Baseball world honors Gwynn, rallies around Padres (VIDEO)


UPDATE (12:30 a.m. ET):

The reaction around baseball to Tony Gwynn’s death was swift on Monday morning, with players, coaches, fans, announcers — even MLB itself — taking to social media to share their condolences and memories of "Mr. Padre," and to announce tributes to the Hall of Famer and Padres great.

And as day turned to night, focus shifted from Twitter and Facebook to dugouts and baseball fields — and there the tributes continued, from fields in Detroit and Seattle to outside Petco Park in San Diego.

Even the announcer’s booth at Dodger Stadium of all places was filled with emotion, as fellow Hall of Famer and perhaps Gwynn’s biggest fan outside of San Diego, Dodgers announcer Vin Scully, remembered his friend as only Vinny can.

Then the rest of Dodger Stadium joined Scully:

In Detroit, the Tigers paid tribute to Gwynn and his famed “5.5 hole” — the spot between shortstop and third base through which so many of his 3,141 hits traveled — etched into the appropriate spot on the infield dirt:

Back in Gwynn’s home of San Diego, fan came out to their hero’s statue at the Padres’ home park to pay their respects:

Fans gather at the Tony Gwynn ‘Mr. Padre’ statue outside Petco Park after learning of the Hall of Famer’s death on Monday.

A Tony Gwynn fan leaves this baseball at Gwynn’s statue outside Petco Park. Gwynn wore No. 19 with the Padres.

But nowhere were the remembrances more emotional than at Safeco Field in Seattle, where the Padres took the field against the Mariners.

Prior to Monday’s game between the Padres and host Mariners, the grounds crew at Safeco Field in Seattle etched Gwynn’s No. 19 into the infield between third base and shortstop, the ‘5.5 hole’ through which Gwynn got so many of his hits.

A young fan at Safeco Field holds up a sign remembering Gwynn on Monday night.

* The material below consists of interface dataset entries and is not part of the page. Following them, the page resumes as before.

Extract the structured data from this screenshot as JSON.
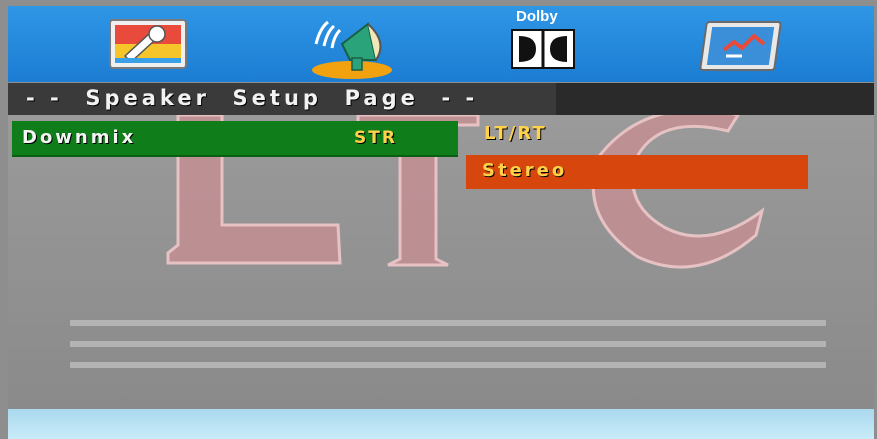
{
  "toolbar": {
    "icons": [
      {
        "name": "general-setup-icon"
      },
      {
        "name": "speaker-setup-icon"
      },
      {
        "name": "dolby-setup-icon",
        "label": "Dolby"
      },
      {
        "name": "preference-setup-icon"
      }
    ]
  },
  "page": {
    "title": "- -  Speaker  Setup  Page  - -"
  },
  "menu": {
    "items": [
      {
        "label": "Downmix",
        "value": "STR"
      }
    ]
  },
  "options": {
    "current": "LT/RT",
    "selected": "Stereo"
  },
  "watermark": {
    "text": "LTC"
  },
  "colors": {
    "top_bar": "#1c7dd2",
    "title_bar": "#3a3a3a",
    "menu_highlight": "#0f7d1a",
    "option_highlight": "#d6460d",
    "value_text": "#ffd24a"
  }
}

Members of the San Diego Padres observe a moment of silence in remembrance of Gwynn prior to Monday’s game in Seattle.



Above all else, Tony Gwynn was known for three things — hitting, San Diego and that laugh. And it was because of all three that Gwynn carved out a Hall of Fame career, being known by many as the greatest hitter since Ted Williams, garnering the nickname "Mr. Padre," and earning the respect and love of baseball fans around the country.

As news of his death at age 54 after a battle with cancer made its way through social media on Monday morning, the reaction and tributes were just as swift: